March 22, 2023 639 PM
AUSTIN — On March 7, State Sen. César Blanco filed the Healthcare Expanded and Accessed Locally for Texans Act, or the HEAL Texans Act. The legislation would allow advanced practice registered nurses (APRNs) to provide primary care to patients without contracting a doctor — a restriction that doesn’t apply in 26 other U.S. states.
Blanco’s district encompasses a vast area in Far West Texas, including some of the state’s least populated counties. “If you live in one of the state’s many underserved counties and need care, you have only two options: a long trip to find a provider, or go without care,” Blanco explained at a press conference. “The HEAL Texans Act will eliminate barriers to care, expand local options across the state — particularly in rural and underserved communities — and most importantly, put patients first.”
The HEAL Texans act is designed to counter existing restrictions that Blanco feels are unnecessary and redundant. Since 2013, Texas has not required direct on-site observation by a primary care physician for APRNs providing medical services within the scope of their certifications — instead, current law requires a monthly check in from a contracted physician.
Creating such a contract can be time-consuming and costly, Blanco explained. Proponents of expanding scope of care for APRNs say that overall costs will be lower for patients across the board — according to a report from the Brookings Institution, annual spending on physician care is roughly 10 times that of spending on care provided by nurses.
The report concludes that the spending gap doesn’t sacrifice quality of care — or fair wages for nurses. The number of nurses entering the workforce has been outpacing the number of doctors, many of whom are encouraged to go into lucrative specialty fields — APRNs could potentially fill the gaps left by new doctors pursuing specialties rather than general practice.
Opponents disagree, arguing that filling roles typically assigned to doctors pushes nurses into roles beyond their training. At the press conference hailing Blanco’s introduction of the bill, lobbyists from the Texas Medical Association staged a public interruption. “We say ‘no’ to nonphysician practitioners who want to expand their legal scope of practice beyond what their education, training, and skills safely allow,” the organization wrote in response.
Blanco felt the Texas Medical Association mischaracterized his legislation, which he differentiated from other states’ pushes to expand the “scope of care” for nurse practitioners. “APRNs would only be doing work they already do, just without the administrative and financial barriers of contract agreements with physicians,” he wrote in a press release.

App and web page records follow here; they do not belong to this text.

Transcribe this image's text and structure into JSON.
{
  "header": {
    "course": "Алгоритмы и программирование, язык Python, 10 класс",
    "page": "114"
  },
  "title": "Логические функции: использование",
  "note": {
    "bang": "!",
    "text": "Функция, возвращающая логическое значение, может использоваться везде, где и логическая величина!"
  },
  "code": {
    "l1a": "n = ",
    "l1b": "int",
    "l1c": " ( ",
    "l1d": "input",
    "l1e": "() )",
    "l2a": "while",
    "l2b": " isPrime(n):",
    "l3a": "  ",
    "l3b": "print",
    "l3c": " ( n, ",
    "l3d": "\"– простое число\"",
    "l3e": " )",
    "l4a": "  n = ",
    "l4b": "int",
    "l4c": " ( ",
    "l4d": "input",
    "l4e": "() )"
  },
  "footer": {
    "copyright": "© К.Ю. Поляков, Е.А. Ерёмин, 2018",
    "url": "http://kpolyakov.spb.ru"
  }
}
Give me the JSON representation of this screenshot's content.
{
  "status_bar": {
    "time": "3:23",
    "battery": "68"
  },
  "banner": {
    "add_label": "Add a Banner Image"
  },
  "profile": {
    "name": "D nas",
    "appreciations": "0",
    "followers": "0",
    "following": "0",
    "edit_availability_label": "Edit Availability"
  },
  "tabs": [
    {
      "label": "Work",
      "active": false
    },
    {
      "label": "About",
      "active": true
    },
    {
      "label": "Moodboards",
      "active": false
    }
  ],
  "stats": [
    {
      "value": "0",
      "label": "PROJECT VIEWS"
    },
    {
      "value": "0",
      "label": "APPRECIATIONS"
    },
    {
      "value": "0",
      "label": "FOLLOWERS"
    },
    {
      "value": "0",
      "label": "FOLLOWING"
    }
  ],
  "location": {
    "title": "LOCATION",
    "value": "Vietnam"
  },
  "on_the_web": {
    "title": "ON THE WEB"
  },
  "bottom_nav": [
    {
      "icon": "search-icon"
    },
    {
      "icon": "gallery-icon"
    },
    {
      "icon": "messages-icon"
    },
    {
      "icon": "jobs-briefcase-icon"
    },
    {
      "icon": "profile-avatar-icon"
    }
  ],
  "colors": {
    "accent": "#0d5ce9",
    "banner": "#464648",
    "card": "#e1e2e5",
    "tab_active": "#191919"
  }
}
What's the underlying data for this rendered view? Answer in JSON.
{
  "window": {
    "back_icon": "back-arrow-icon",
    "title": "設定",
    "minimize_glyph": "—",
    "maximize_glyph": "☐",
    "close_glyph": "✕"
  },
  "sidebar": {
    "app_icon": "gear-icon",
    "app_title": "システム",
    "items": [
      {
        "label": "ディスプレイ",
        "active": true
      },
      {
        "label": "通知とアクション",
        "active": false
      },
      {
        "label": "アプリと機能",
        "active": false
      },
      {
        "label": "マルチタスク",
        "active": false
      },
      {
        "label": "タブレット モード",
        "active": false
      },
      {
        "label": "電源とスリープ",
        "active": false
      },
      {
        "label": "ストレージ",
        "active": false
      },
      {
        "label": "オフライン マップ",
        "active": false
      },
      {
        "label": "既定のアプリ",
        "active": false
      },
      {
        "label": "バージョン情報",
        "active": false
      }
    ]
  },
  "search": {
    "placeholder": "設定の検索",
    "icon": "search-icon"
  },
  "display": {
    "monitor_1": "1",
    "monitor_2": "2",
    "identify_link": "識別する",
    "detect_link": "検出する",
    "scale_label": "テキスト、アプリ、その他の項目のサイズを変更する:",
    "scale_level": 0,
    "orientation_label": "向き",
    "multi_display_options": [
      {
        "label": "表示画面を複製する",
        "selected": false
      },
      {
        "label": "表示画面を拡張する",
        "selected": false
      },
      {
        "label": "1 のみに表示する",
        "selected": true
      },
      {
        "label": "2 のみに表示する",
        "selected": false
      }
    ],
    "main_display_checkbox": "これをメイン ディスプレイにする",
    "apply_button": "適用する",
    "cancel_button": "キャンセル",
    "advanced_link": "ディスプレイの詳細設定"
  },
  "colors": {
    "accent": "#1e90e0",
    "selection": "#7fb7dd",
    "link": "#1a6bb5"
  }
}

JD Newsom of the Big Bend Regional Hospital District said that the HEAL Texans Act was one of a few pieces of state legislation he was keeping an eye on. “I think it’s an innovative approach to try to solve a crisis in rural areas — about having enough providers to provide the services we need,” he said.
The federal government uses a metric that designates certain areas as health professional shortage areas (HPSA). Almost 7.5 million Texas residents live in HPSAs, and a total number of 1,038 providers are needed to fill all the gaps. Presidio County is designated as a “high need” HPSA, requiring another provider to meet existing needs — though where that provider should be placed within the county is not specified.
Getting medical providers to relocate to the remote county has always been a challenge. Newsom believes that challenge will still remain, even if restrictions on APRNs are lifted. “I don’t think it solves that problem for us — but it does make it easier for [APRNs] to practice in the long term,” he said.
A particularly attractive part of APRNs’ role in community medicine is additional certifications that allow them to practice as midwives. Fears about nurse shortages have persisted in the Big Bend region since 2021, when the labor and delivery wing cut hours and diverted patients to Fort Stockton. “It would be great if we had different options for labor and delivery,” Newsom said.
For now, Newsom — and other rural healthcare specialists — are waiting for the end of the legislative session. If the bills die, it’ll be another two years before the cycle begins again. “Will it help us? Maybe — but it’s on my list of bills that I’m watching,” Newsom said.